But while Sharper is strikingly directed by Benjamin Caron, gorgeously shot on location across the streets of New York City by Charlotte Bruus Christensen, and assuredly well-acted by its central quartet, it’s ultimately a con. By the climax, the script turns wholly unconvincing and Sharper goes from Mamet-level to sub-Focus.
That’s a shame, because there’s a lot to like here. It all begins with two especially appealing performances in Sharper’s opening act, as lonely-heart bookstore owner Tom (Justice Smith) falls for literary student Sandra (Briana Middleton) in an opening meet-cute that could fool unsuspecting audiences into thinking they’re watching a conventional romance.
But all is not meant to be, as we learn in Sharper’s second act, which digs into Sandra’s backstory: as a drug addict and parolee who finds herself taken in by slick con artist Max (Sebastian Stan) and trained to con wealthy men out of money they won’t bother reporting to police.

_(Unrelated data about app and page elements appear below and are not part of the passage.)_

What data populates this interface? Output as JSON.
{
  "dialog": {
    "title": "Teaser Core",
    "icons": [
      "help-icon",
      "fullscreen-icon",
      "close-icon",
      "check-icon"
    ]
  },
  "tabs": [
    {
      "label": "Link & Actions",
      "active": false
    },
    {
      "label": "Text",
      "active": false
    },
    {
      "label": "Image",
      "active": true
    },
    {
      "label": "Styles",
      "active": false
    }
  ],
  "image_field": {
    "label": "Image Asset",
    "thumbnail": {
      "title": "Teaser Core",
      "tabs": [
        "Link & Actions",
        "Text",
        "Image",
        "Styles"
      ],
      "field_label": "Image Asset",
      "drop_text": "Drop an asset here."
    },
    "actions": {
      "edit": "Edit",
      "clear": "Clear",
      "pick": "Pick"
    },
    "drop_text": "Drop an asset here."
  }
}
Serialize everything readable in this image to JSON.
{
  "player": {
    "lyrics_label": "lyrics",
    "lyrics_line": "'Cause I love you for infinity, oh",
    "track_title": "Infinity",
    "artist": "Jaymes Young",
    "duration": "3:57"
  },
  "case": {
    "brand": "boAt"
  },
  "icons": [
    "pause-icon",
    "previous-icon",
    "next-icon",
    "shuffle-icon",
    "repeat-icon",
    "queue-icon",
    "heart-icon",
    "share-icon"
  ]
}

Sharper’s layers are peeled back in the third and fourth acts, which dig further back to focus on Max and his mother Madeline (Julianne Moore), who is dating billionaire Richard Hobbes (John Lithgow). Of course, there are more twists yet to be revealed…
Due to Sharper’s unusual structure, Tom and Sandra – established as our protagonists over the first half of the movie – are largely absent from large portions of the second half of the movie. That puts us in the strange position of not really knowing who to root for during the film’s contentious climax, a decision the film seems to have made for us.
We expect that a film like Sharper will have multiple twists, but the writers (Brian Gatewood and Alessandro Tanaka, who collaborated on the TV series Superstore) seem to have seen The Sting and called it a day. When the audience is two steps ahead of the seasoned grifters in the movie, there’s a real problem.
To add to that, the climactic actions taken by all four characters (and especially Madeline) are largely illogical, and completely betray what had been a smart thriller up to that point. Beyond anything else, the grifts and cons in these movies have to make sense… otherwise the illusion is broken.
Still, Sharper might have you going for a while, and until the finale it’s an entirely engaging ride thanks to efficient direction from Caron, a veteran TV director who has worked on shows like The Crown and Andor.
But while the slick production initially fools us into thinking this might be something like David Mamet’s House of Games or The Spanish Prisoner, Sharper’s screenplay ultimately can’t live up to the level of something like 2015’s Focus, starring Margot Robbie and Justice’s father Will Smith. While there’s still a lot to like here, that’s a real bummer.